Around a third of Department for Education funding linked to Covid will be from underspends or existing budgets, according to the Institute for Fiscal Studies.

The Department for Education has announced a £10 million maths and English catch-up scheme.

The department says specialist training and materials will be provided to support “focused sessions” to boost numeracy and literacy.

Schools with high proportions of children from disadvantaged backgrounds will be prioritised from the Autumn term.

The £10 million is part of a £22 million pot to “scale up” evidence-based interventions identified. The £22 million is part of the £302 million recovery premium cash. It is not yet known what the remaining £12 million will be allocated to.

For maths, schools will receive fully funded training to deliver the sessions. They will be targeted at Reception, year 1, year 2 and year 7 pupils because these year groups could have “significant difficulties” catching up if they fall behind, DfE said.

These programmes are based on the DfE’s  “Teaching for Mastery” programme.
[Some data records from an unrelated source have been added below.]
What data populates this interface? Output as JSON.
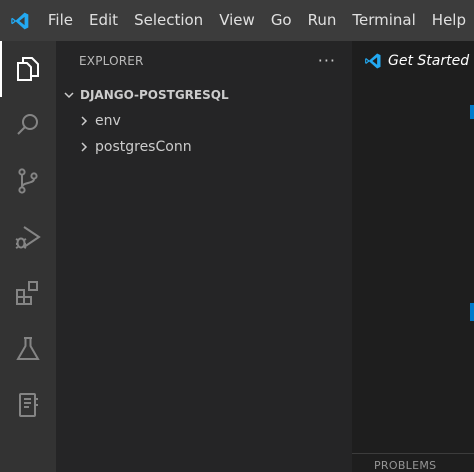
{
  "menu": {
    "items": [
      "File",
      "Edit",
      "Selection",
      "View",
      "Go",
      "Run",
      "Terminal",
      "Help"
    ]
  },
  "activity_bar": {
    "items": [
      {
        "icon": "files-icon",
        "active": true
      },
      {
        "icon": "search-icon",
        "active": false
      },
      {
        "icon": "source-control-icon",
        "active": false
      },
      {
        "icon": "run-debug-icon",
        "active": false
      },
      {
        "icon": "extensions-icon",
        "active": false
      },
      {
        "icon": "testing-icon",
        "active": false
      },
      {
        "icon": "notebook-icon",
        "active": false
      }
    ]
  },
  "sidebar": {
    "title": "EXPLORER",
    "more_actions": "···",
    "section": {
      "title": "DJANGO-POSTGRESQL",
      "items": [
        {
          "label": "env"
        },
        {
          "label": "postgresConn"
        }
      ]
    }
  },
  "editor": {
    "tab_label": "Get Started",
    "panel_tab": "PROBLEMS"
  },
  "colors": {
    "accent": "#007acc",
    "titlebar": "#3c3c3c",
    "activity_bar": "#333333",
    "sidebar": "#252526",
    "editor": "#1e1e1e"
  }
}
Training will be provided by the National Centre for Excellent in the Teaching of Maths (NCETM) alongside local maths hubs.

For English, eligible primary schools will receive up to £6,000 each for “validated phonics programmes”, as well as training and support days for teachers.

The funding will be “focused on systematic synthetic phonics”. English hubs across the country will allocate funding to eligible primary schools in selected Local Authority Districts and support them to buy training and recourses from programmes on DfE’s validated list.

It comes as MPs have demanded ministers provide answers regarding the £3.1 billion in catch-up funding after the government’s own sums appeared not to add up.